Said.It so happened one day that whilst on his way to somewhere he suddenly saw, sitting
on the top of some sand dunes near Sarakhs, an absorbed saint named Luqman Majnun.
Abu Said climbed to the top of the mound and found that the saint was mending his shirt
made of animal skin. Whilst he stood watching the shadow of Abu Said happened to fall
on the shirt. When Luqman Majnun had finished mending the shirt he smiled and
addressed Abu Said thus:

"O, Abu Said, with this patch on the shirt I have also sewn thee."

With this he took the hand of Abu Said and took him to the convent of of Hazrat Sheykh
Abu'l Fazl.
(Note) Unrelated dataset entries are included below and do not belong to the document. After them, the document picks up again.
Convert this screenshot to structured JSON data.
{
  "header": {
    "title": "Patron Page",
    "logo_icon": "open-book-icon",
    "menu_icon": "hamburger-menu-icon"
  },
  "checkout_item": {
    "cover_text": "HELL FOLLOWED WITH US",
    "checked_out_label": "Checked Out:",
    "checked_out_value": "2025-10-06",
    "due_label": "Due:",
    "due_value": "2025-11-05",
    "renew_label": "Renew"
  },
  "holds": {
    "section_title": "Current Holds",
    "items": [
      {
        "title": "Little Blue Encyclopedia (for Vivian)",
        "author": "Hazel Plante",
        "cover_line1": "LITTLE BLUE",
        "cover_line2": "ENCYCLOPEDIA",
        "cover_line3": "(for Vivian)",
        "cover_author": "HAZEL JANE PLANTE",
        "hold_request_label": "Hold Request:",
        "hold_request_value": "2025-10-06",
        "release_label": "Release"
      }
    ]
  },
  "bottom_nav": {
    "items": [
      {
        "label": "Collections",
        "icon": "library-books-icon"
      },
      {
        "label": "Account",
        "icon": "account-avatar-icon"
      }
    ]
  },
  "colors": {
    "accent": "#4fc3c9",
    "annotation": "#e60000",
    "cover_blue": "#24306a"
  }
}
On reaching there Luqman Majnun called to the Sheykh and entrusted Abu
Said to him, saying:

"O, Fazl, keep him with you, he is yours now and forever".

Explaining the implication of the expression; "The remembrance of God is the highest",
he said that it is not meant in the sense that you remember God but in the sense that He
remembers you.
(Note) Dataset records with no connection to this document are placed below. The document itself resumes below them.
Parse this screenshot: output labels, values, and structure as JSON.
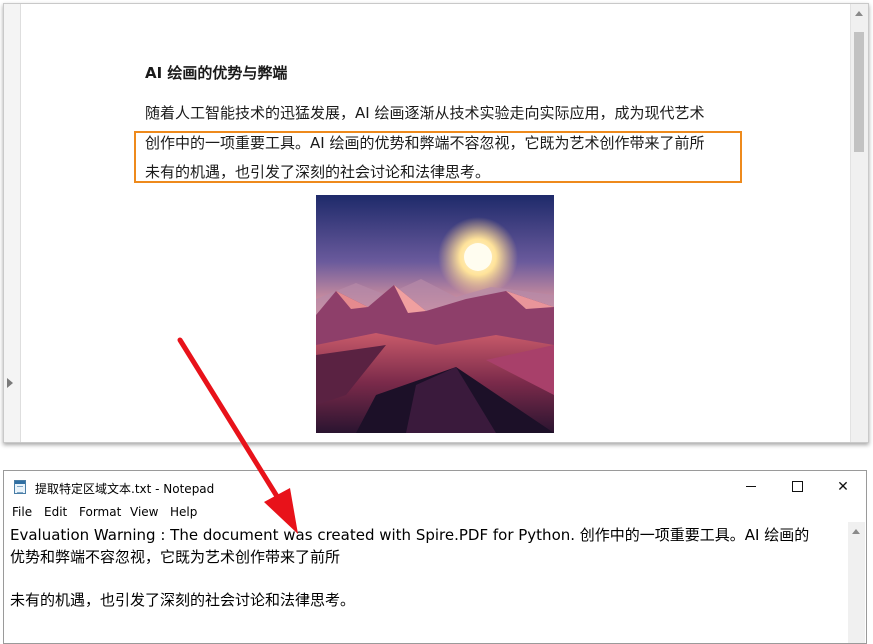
{
  "pdf_viewer": {
    "heading": "AI 绘画的优势与弊端",
    "paragraph_lines": [
      "随着人工智能技术的迅猛发展，AI 绘画逐渐从技术实验走向实际应用，成为现代艺术",
      "创作中的一项重要工具。AI 绘画的优势和弊端不容忽视，它既为艺术创作带来了前所",
      "未有的机遇，也引发了深刻的社会讨论和法律思考。"
    ],
    "selection_color": "#ee8a1c",
    "image_subject": "sunset over mountains"
  },
  "notepad": {
    "title": "提取特定区域文本.txt - Notepad",
    "menu": [
      "File",
      "Edit",
      "Format",
      "View",
      "Help"
    ],
    "lines": [
      "Evaluation Warning : The document was created with Spire.PDF for Python.  创作中的一项重要工具。AI 绘画的",
      "优势和弊端不容忽视，它既为艺术创作带来了前所",
      " 未有的机遇，也引发了深刻的社会讨论和法律思考。"
    ],
    "controls": {
      "close": "✕"
    }
  },
  "annotation": {
    "arrow_color": "#e8121a"
  }
}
Here are just a few of the famous quatrains (rubaiyat):
As long as I was a lion, chasing the leopard was my way;
I overcame all that I thought I may;
But since I gave place to Thy love in my heart,
Then a lame fox drove me out of the forest, strange to say.

Ta shir budam, shikar-i man bud palang;  
Piruz budam ba har-chi karfdam ahang.
Ta 'ishq-i tura ba-bar dar awardam tang,
Az bisha burun kard ma-ra rubah-i lang.


I, due to the fear of a rival, do not go round Thy lane,
Nor talk of Thee, due to the fear of people vain;
I have tied my lips and sit quietly,
But It is impossible that in Thy love I may not desire to be slain.  


In the ocean of belief many are the pearls of certainty;
But there is also the self, drawing breath in whirlpools aplenty;
Every oyster is a circle of the eye filled with tears,
And every wave points to the Beloved's eyebrow - the symbol of reality.

illustration of this poem in the Art Gallery

The personality absolute, manifest in all creation fine,
If thou desire to know of His pervading the universe, the reality and sign;
Go! And on the surface of wine observe the bubble, see how,
The wine is within the bubble and the bubble within the wine.  

illustration of this poem in the Art Gallery See also the article : 'A Brief Reflection' for an exploration of this verse.

Those who have attained divine reality and with enlightenment are fraught,
From all creation have turned both their their face and their thoughts;
The illumined men from the bowl of Looks beg for rays divine,
By close attention (to God) they acquired whatever they sought.  

illustration of this poem in the Art Gallery  

*(thanks are due to Dr Alan Abdul Haq Godlas for this information)  
Thou art such that from heaven a relic thou dost carry,
And also thou dost carry the decoration of heaven and a season merry,
From China and Turkestan drawings and paintings thou dost carry,
In Iran, from thee they take the prophecy for the future, bleak and merry.